And if you just happen to have an insatiable lust for power and speed, Radical Motorsports is offering a Race Pack for the SR3 SL that comes with added features, including an engine calibration map selection that provides ‘road’, ‘wet’, and ‘racetrack’ suitable maps, a racing bi-plane rear wing, racing tire options, and an FIA-approved fuel cell.
Suffice to say, Radical took the time to load up on the SR3 SL, much to our approval.
UPDATE 09/15/11:The Radical SR3 SL has been around for some time now, but it was only this week when it made its public debut at the Frankfurt Motor Show. Suffice to say, the car looks hella nice up close and personal, too. Check out the new images in the gallery provided!
British manufacturer, Radical Sports Cars, will be celebrating the SR3’s 10th anniversary with the launch of a special edition SR3 RS Limited. Only 25 units of this special edition will be produced, each carrying a price tag of £49,850, or about $81,000 at the current exchange rates. The car is now available for order.
The SR3 RS Limited is a trackday-focused edition and is available in three summer color options: Spice Yellow, Tangerine, and Rosso Red combined with a unique matte vinyl graphics pack.

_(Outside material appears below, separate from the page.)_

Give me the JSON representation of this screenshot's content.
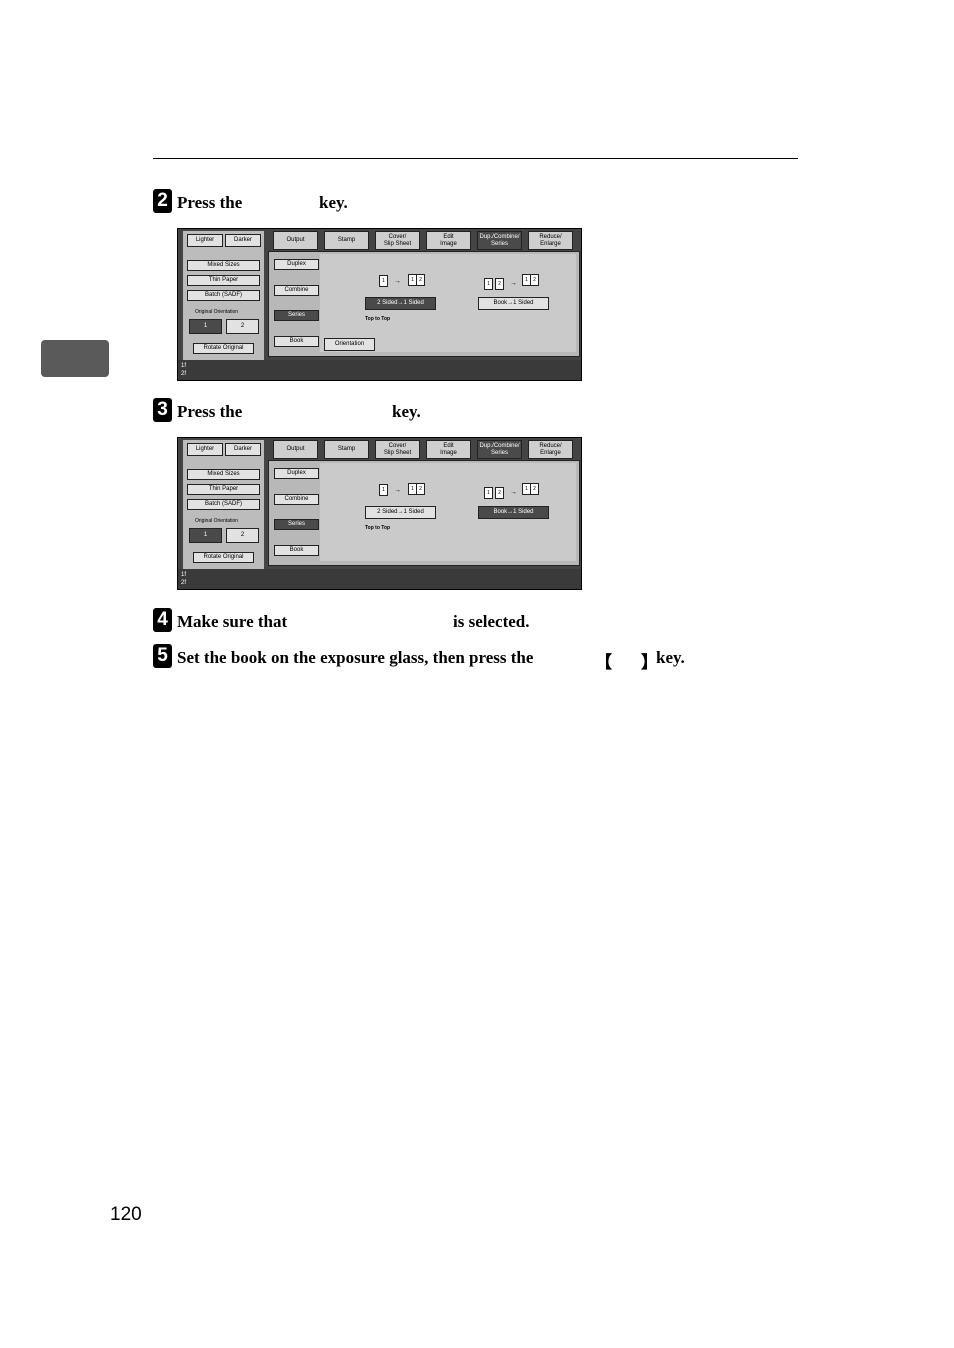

Under the hood, the SR3 RS Limited gets a 1340cc RPE-Suzuki engine that delivers a total of 210 HP at 10,500rpm. This engine is mated to a six-speed sequential gearbox and gear drive system. It also features a Quaife ATB differential, 260x25mm 30-vane ventilated discs front and rear, high-downforce rear diffuser, passenger seat belts, trackday silencing kit, a unique identification numbered plate (1 to 25), and spares ‘starter pack’ including spare wheels/wet-weather tires, filters, and accessories.
Radical Sportscars doesn’t release new vehicles very often, but when they do, they immediately grab the world’s attention. Founded in 1997, by Mick Hyde and Phil Abbott, the whole idea was to build open-cockpit sportscars that can be registered for road use while also being capable of running on a track circuit without any form of modification.
Take the SR4 CS for example. Released back in 2004, the successor to Radical’s immensely popular Clubsport/Prosport range, the SR4 CS became such a hit that it bagged a few awards that year, including Evo Magazine’s Trackday Car of the Year award.
The SR4 CS became popular because of its nimble and agile nature allowing it to instantaneously change directions while also having a strong and safe chassis that makes it tough and sturdy. Combining it’s easy-to-drive nature with some mighty impressive performance numbers and an affordable price tag to boot, Radical’s SR4 is about the closest thing to a road/track ready two-seater sports car that we can afford.